The consultancy / consultant team will be primarily responsible to:
a) Develop/design baseline study including questionnaire for HH survey and checklist and tools for group interaction including FGD with target beneficiaries at District/Union/Village levels.
b) Share study design including process, methods and questionnaires/checklist with project team, collect feedback and finalize the study design.
c) Pre‐test questionnaires and other tools in one of the project sites.
d) Submit inception report.
e) Debrief/discuss with project team about effectiveness of questionnaire, checklists and other tools used in pre‐test, collect feedback and finalize them.
f) Orient, train and supervise the enumerators.
g) Carryout field work together with enumerators. h) Ensure the quality of information collected from fields, cross check with the validity of information collected and verify/revise where needed.
i) Update progress of the study on weekly basis to M&E Officer.
j) Analyze data and prepare quality report.
k) Give presentation of draft report to Solidaridad, and
l) Submit final report (a compiled version of the report ‐ both hard copy and electronic version in word format) to the project after incorporating the feedbacks and suggestions from Solidaridad.
The following deliverables are envisioned under this ToR:
a) Hard copy of the final Baseline report.
b) An e‐copy of raw data and final version of the report
The consultancy / consultant team should have experience on qualitative and quantitative research; clear understanding on research methodology and experiences on using different social research tools and techniques. Work experiences in the coffee tea and horticultural sectors in Tanzania will be an advantage. TL should have advance university degree in agriculture or rural development or social sciences with experiences of having conducted evaluations in agricultural value chains.
Details will be worked out jointly with consultant team and project staff. However, the work is expected to commence from 15 August, 2020 for an estimated 45 days period.
The deadline for submission of the EOI will be on 7th August 2020.
The completed proposal together with a budget and work plan (inclusive of relevant taxes), 1 Hard copy and soft copy, clearly marked, To certification and beyond: Market access for sustainable coffee, horticulture and tea from Tanzania should be sent to the address below;
Mary Mkonyi for:

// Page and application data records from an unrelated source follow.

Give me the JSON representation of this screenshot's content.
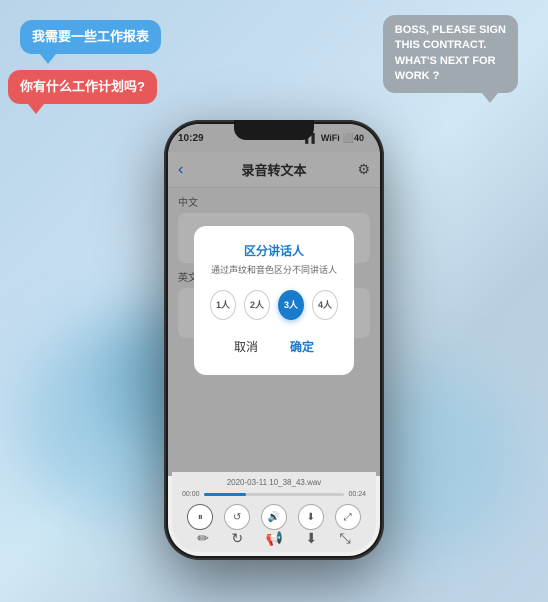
{
  "background": {
    "color_start": "#b8d4e8",
    "color_end": "#c0d5e8"
  },
  "bubbles": {
    "blue": {
      "text": "我需要一些工作报表",
      "color": "#4da6e8"
    },
    "red": {
      "text": "你有什么工作计划吗?",
      "color": "#e85a5a"
    },
    "gray": {
      "line1": "BOSS, PLEASE SIGN",
      "line2": "THIS CONTRACT.",
      "line3": "WHAT'S NEXT FOR",
      "line4": "WORK ?",
      "color": "#a0a8b0"
    }
  },
  "phone": {
    "status_bar": {
      "time": "10:29",
      "signal": "▌▌",
      "wifi": "WiFi",
      "battery": "40"
    },
    "nav": {
      "back_icon": "‹",
      "title": "录音转文本",
      "settings_icon": "⚙"
    },
    "content": {
      "chinese_label": "中文",
      "english_label": "英文"
    },
    "dialog": {
      "title": "区分讲话人",
      "subtitle": "通过声纹和音色区分不同讲话人",
      "options": [
        "1人",
        "2人",
        "3人",
        "4人"
      ],
      "active_option_index": 2,
      "cancel_label": "取消",
      "confirm_label": "确定"
    },
    "bottom_bar": {
      "file_name": "2020-03-11 10_38_43.wav",
      "time_elapsed": "00:00",
      "time_total": "00:24",
      "play_icon": "⏸",
      "rewind_icon": "↺",
      "volume_icon": "🔊",
      "save_icon": "💾",
      "expand_icon": "⤢",
      "edit_icon": "✏",
      "refresh_icon": "↻",
      "speaker_icon": "📢",
      "download_icon": "⬇",
      "arrows_icon": "⤡"
    }
  }
}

Managing Director Solidaridad East and Central Africa.
Soft copies to be sent to email@example.com and hard copies to be sent to Uzunguni street, P.o Box 544 Sekou toure road, opposite Kibo palace hotel. Arusha, tanzania